In late August, Donna and I spent a few days in New Buffalo, Michigan — hardly a place one would expect to have a Damascus Road conversion.  But it happened.   At the Bentwood Tavern.  We ordered the arugula and beet salad.  And I fell in love.  Consider — arugula, small beets (of different variety), pumpkin seeds and seedless watermelon.  Diced.  With a white balsamic and olive oil dressing.   I ate it.  I enjoyed it.  Truth be told — I could’ve made a meal of it. 

In Santa Barbara, CA some weeks ago, we had lunch at a popular restaurant where I ordered the watermelon salad.   My expectations rose then fell.  The meal was outstanding though the watermelon salad was a rectangular cut of watermelon on a bed of lettuce.  Little else.  Very disappointing.   But we moved on to San Francisco and Rose Pistola where dinner started with a roasted beet salad with pomegranates, ricotta salata cheese, a 12 year aged Balsamic and light olive oil and  . . . watermelon.  I was actually tempted to order another beet and watermelon salad for dessert.  However the other member of my party insisted on something chocolate.   That we could share.  Chivalrous to the end, I capitulated.  Chocolate. . . . . I mean when you can have watermelon??      

Carlos

Who remembers Carlos?  I’m talking Carlos Ilich Ramírez Sánchez.  Carlos was born in Venezuela in 1949.  Despite his mother’s desire for him to have a Christian name, his father – José – named him “Ilyich” after Vladimir Ilyich Lenin.  Two siblings were named “Vladimir” and “Lenin.”  Young Carlos joined the youth movement of the Communist Party in Caracas but his parents soon divorced and his mother moved the family to London.   It was there that Carlos began to really move.  In the wrong direction . . . . .

The “Carlos” of whom I speak is “Carlos the Jackal.”  Carlos volunteered for the Popular Front for the Liberation of Palestine (PFLP) and was given extensive guerrilla training.  Carlos gained a reputation as a killer.
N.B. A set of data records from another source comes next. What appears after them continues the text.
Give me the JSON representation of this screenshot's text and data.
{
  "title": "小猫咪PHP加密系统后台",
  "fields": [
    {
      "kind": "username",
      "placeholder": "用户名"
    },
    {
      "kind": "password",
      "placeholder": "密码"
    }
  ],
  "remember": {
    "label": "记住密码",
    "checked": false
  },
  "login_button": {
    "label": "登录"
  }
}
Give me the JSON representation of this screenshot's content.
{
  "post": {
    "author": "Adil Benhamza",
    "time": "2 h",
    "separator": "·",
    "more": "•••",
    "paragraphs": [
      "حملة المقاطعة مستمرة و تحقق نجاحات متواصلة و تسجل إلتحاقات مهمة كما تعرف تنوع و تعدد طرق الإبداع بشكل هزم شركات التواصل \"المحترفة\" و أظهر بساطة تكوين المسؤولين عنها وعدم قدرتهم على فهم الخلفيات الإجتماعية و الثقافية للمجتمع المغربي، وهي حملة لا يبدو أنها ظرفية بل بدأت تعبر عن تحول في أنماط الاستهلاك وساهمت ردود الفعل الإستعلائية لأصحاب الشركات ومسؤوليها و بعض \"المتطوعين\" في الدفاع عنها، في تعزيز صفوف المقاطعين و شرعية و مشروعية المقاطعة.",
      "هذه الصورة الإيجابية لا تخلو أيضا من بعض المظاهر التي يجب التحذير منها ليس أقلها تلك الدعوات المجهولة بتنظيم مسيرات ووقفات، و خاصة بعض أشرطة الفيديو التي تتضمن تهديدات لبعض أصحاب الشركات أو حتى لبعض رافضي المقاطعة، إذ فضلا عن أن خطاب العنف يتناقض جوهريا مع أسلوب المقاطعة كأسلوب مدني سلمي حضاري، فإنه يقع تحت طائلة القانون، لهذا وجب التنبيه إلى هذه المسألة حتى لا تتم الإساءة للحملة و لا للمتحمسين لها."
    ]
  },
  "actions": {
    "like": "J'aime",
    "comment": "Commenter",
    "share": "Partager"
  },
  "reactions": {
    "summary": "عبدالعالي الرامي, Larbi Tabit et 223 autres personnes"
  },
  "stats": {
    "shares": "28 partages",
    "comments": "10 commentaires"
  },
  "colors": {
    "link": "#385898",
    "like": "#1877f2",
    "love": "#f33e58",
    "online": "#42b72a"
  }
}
And he became an assassin for the PFLP.  He was involved in many killings, bombings and attacks.  In 1975, he was detained in Yugoslavia, flown to Baghdad and settled in Aden where he founded his own “Organization of Armed Struggle.”  Carlos connected with the Stasi (East German police) and planned numerous attacks from a safe house in East Berlin. 

Carlos was finally arrested in 1994 by French DST operatives. He was tried and convicted of numerous offenses and sentenced to life in prison.  Carlos the Jackal is today incarcerated in Clairvaux Prison where he converted to Islam, married his lawyer, and published a series of works including Revolutionary Islam which explains and defends violence in class conflict.

If there is something vaguely familiar about this story, it may be that the life of Carlos the Jackal was inspiration for Frederick Forsyth’s 1971 classic – The Day of the Jackal (the movie debuted in 1973).  Want a great book?  Movie?  Four stars. . . . .         

Girl Scouts

In my post of July 13, 2017, I referenced an article calling the Eagle Scout rank the “PhD of Boyhood.”  In my post of May 14, 2017, I observed that being an Eagle Scout was likely the sine qua non — that got me to where I am today. It got me into college (it certainly wasn’t my grades or last minute application to Augustana College).  As a result of squeaking into college (on academic probation), I met Donna. Had Lauren. Two granddaughters. Got a great job.  Yadda yadda

In my post of October 6, 2013, I opined that no one should be allowed to become a politician unless they were an Eagle Scout, or the Girl Scout equivalent  — or shared the values thereof.   That eliminates nearly all Democrats, a lot of Republicans and Donald Trump.   

So how do I feel about having girls becoming Eagle Scouts?  I think it’s great.  It is a wonderful idea.   While I prefer that this achievement be accomplished under the auspices of the Girl Scouts of America, if it’s done through the Boy Scouts, so be it.  What is important – is to develop a universe of young women who achieve the Eagle Scout rank (by meeting all of the challenging requirements and living up to the values).  It would be a major plus for them.  And for America.   Democrat or Republican, I would want them to run for office.  And win.